Widen 26th Street about 10 feet in either direction, at least 100 feet back from the intersection, for a right-turn lane and a longer left-turn lane.
There is room on the
Checker Auto side and, north of the intersection, the Vermijo Park side. Although it gets comparatively little traffic, 26th can back up because of
its narrowness. In
conjunction with this widening, the street's bridge over Fountain Creek (just north of the intersection), which now only allows two vehicles at a
time, should be
replaced with one broad enough for four.
At 25th Street, install a pedestrian overpass. The 26th Street green is often so short that only the agile can make it across in time. An overpass at
25th - where many
brave (foolish) people currently cut across - would provide a neighborly connection between the Midland area and Old Colorado City for
families, children, the
elderly and handicapped individuals.
- 31st Street intersection: Here is yet another place where both the eastbound and westbound acceleration lanes for right-turners
onto Highway 24 are
woefully short and should have been lengthened years ago. The westbound accel lane looks long, but it goes uphill, so many vehicles are

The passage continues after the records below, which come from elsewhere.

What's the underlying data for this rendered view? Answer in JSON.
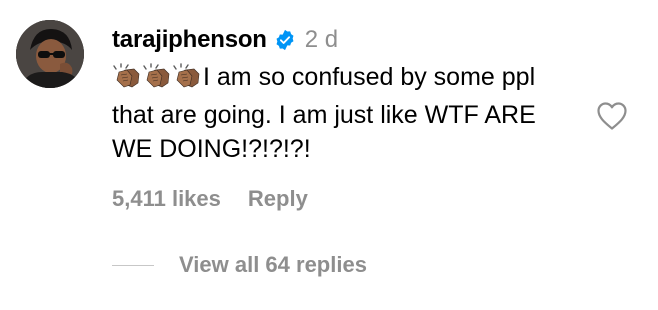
{
  "comment": {
    "username": "tarajiphenson",
    "verified": true,
    "timestamp": "2 d",
    "emoji": [
      "clapping-hands-medium-dark-skin",
      "clapping-hands-medium-dark-skin",
      "clapping-hands-medium-dark-skin"
    ],
    "text": "I am so confused by some ppl that are going. I am just like WTF ARE WE DOING!?!?!?!",
    "likes_label": "5,411 likes",
    "reply_label": "Reply",
    "view_replies_label": "View all 64 replies",
    "liked": false
  },
  "colors": {
    "text": "#000000",
    "secondary": "#8e8e8e",
    "verified_badge": "#0095f6",
    "divider": "#c7c7c7"
  },
  "icons": {
    "verified": "verified-badge-icon",
    "like": "heart-outline-icon",
    "emoji": "clapping-hands-emoji"
  }
}
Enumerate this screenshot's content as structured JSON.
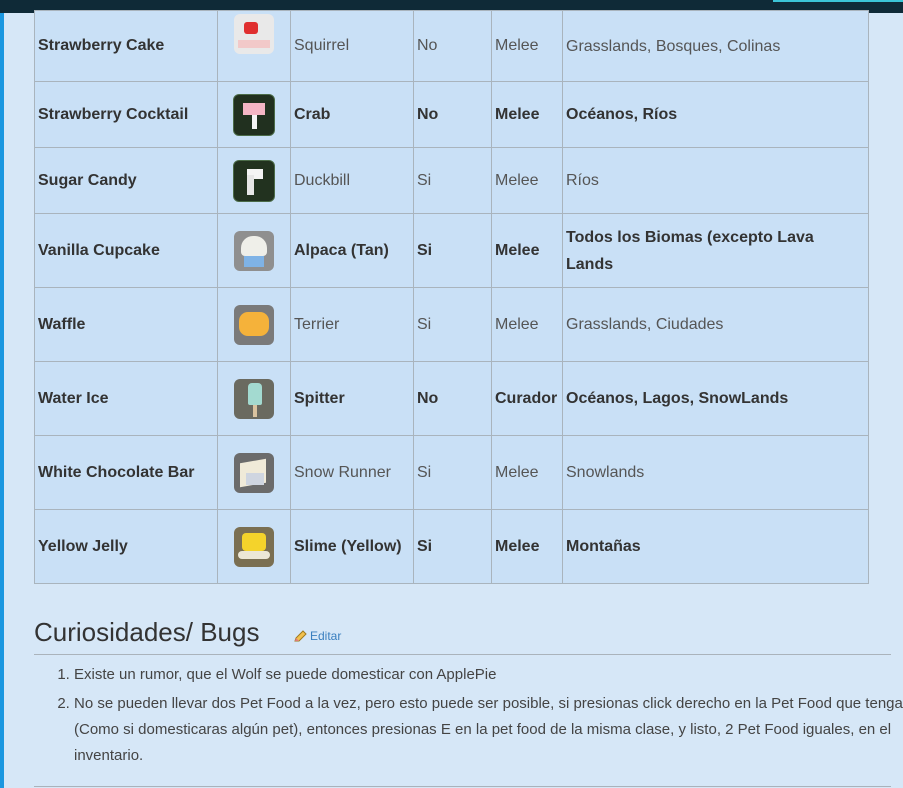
{
  "rows": [
    {
      "food": "Strawberry Cake",
      "icon": "strawberry-cake-icon",
      "pet": "Squirrel",
      "tameable": "No",
      "type": "Melee",
      "biomes": "Grasslands, Bosques, Colinas"
    },
    {
      "food": "Strawberry Cocktail",
      "icon": "strawberry-cocktail-icon",
      "pet": "Crab",
      "tameable": "No",
      "type": "Melee",
      "biomes": "Océanos, Ríos"
    },
    {
      "food": "Sugar Candy",
      "icon": "sugar-candy-icon",
      "pet": "Duckbill",
      "tameable": "Si",
      "type": "Melee",
      "biomes": "Ríos"
    },
    {
      "food": "Vanilla Cupcake",
      "icon": "vanilla-cupcake-icon",
      "pet": "Alpaca (Tan)",
      "tameable": "Si",
      "type": "Melee",
      "biomes": "Todos los Biomas (excepto Lava Lands"
    },
    {
      "food": "Waffle",
      "icon": "waffle-icon",
      "pet": "Terrier",
      "tameable": "Si",
      "type": "Melee",
      "biomes": "Grasslands, Ciudades"
    },
    {
      "food": "Water Ice",
      "icon": "water-ice-icon",
      "pet": "Spitter",
      "tameable": "No",
      "type": "Curador",
      "biomes": "Océanos, Lagos, SnowLands"
    },
    {
      "food": "White Chocolate Bar",
      "icon": "white-chocolate-bar-icon",
      "pet": "Snow Runner",
      "tameable": "Si",
      "type": "Melee",
      "biomes": "Snowlands"
    },
    {
      "food": "Yellow Jelly",
      "icon": "yellow-jelly-icon",
      "pet": "Slime (Yellow)",
      "tameable": "Si",
      "type": "Melee",
      "biomes": "Montañas"
    }
  ],
  "section": {
    "title": "Curiosidades/ Bugs",
    "edit_label": "Editar",
    "edit_icon": "pencil-icon"
  },
  "bugs": [
    "Existe un rumor, que el Wolf se puede domesticar con ApplePie",
    "No se pueden llevar dos Pet Food a la vez, pero esto puede ser posible, si presionas click derecho en la Pet Food que tengas (Como si domesticaras algún pet), entonces presionas E en la pet food de la misma clase, y listo, 2 Pet Food iguales, en el inventario."
  ],
  "colors": {
    "page_bg": "#d6e7f7",
    "table_bg": "#c9e0f6",
    "topbar": "#0f2a37",
    "accent": "#3cc4d6",
    "link": "#3a7fbf"
  }
}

unable to attain highway
speed before the lane ends.
Resist the temptation to put in a double left-turn lane for eastbound motorists wanting to go north on 31st - even if cars do stack up at that light.
The last thing we
need there is to make it easy for even more vehicles to cruise up 31st Street to Fontanero Street as part of their cut-throughs to I-25.
Also resist the temptation to relocate this intersection to 30th Street (as CDOT proposes in one of its alternatives). This change may look good
on paper, creating a
straight shot up to the Garden of the Gods, but would unnecessarily remove homes and businesses and accomplish no more than to move the
31st Street commuter-
traffic problem one block east.
Between the highway and Colorado Avenue, widen 31st to accommodate a third lane for right-turns onto eastbound Colorado Avenue or
westbound Highway 24.
This is another place where unnecessary back-ups occur. It's also another example of recent work having been done (when the new Taco Bell
went in a few years
ago) and traffic engineers not gauging the extent of the right-turn problem.
- Ridge Road/ High Street intersection: A stoplight may be installed at this dangerous crossing within the year - a separate office of
CDOT has agreed to
study traffic counts and other factors this summer - but the Ridge Road traffic is scanty enough that the intersection seems to be a good
candidate for a low-impact,
rural-style, grade-separated crossing. For example, picture westbound vehicles getting off there via a long right-hand deceleration lane, stopping
at a stop sign, then
turning left under the highway to access Red Rock Canyon Open Space. Easy and safe. Why an underpass? Less visual impact and, according
to wildlife lovers, a
less dangerous way for deer to traverse the highway (assuming they can read the signs!).
- Manitou Springs interchange: What was CDOT thinking? Its various alternatives for redoing this interchange would tear out
businesses and provide no
improvement to traffic flow. While it may not meet modern off-ramp/on-ramp standards, the current Manitou interchange never backs up and
handles its relatively low
amount of traffic efficiently. The only possible safety enhancement we'd recommend is a longer acceleration lane for the uphill westbound traffic.
- General: Landscaping is a must. The 5-foot-high weeds all along Westside Highway 24 should be replaced with attractive shrubs
and trees. The
median appears too narrow for plantings, but surely some type of attractive divider style could be found in a traffic engineering catalog.
No sound walls. Plant trees strategically and take care of them...
Westside Pioneer article